- [Brief]
Write out the data exactly, every line included.

- [Data about app and page elements]

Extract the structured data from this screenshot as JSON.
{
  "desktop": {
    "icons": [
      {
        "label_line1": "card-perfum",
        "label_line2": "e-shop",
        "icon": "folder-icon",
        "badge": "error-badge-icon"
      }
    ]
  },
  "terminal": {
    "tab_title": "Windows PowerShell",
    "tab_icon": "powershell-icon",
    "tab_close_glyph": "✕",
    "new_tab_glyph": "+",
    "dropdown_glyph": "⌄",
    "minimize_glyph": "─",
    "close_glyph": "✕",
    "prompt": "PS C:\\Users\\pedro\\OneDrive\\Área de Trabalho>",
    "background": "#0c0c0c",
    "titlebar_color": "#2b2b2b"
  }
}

- [Answer for the task]
Extract the structured data from this screenshot as JSON.
{
  "desktop": {
    "icons": [
      {
        "label_line1": "card-perfum",
        "label_line2": "e-shop",
        "icon": "folder-icon",
        "badge": "error-badge-icon"
      }
    ]
  },
  "terminal": {
    "tab_title": "Windows PowerShell",
    "tab_icon": "powershell-icon",
    "tab_close_glyph": "✕",
    "new_tab_glyph": "+",
    "dropdown_glyph": "⌄",
    "minimize_glyph": "─",
    "close_glyph": "✕",
    "prompt": "PS C:\\Users\\pedro\\OneDrive\\Área de Trabalho>",
    "background": "#0c0c0c",
    "titlebar_color": "#2b2b2b"
  }
}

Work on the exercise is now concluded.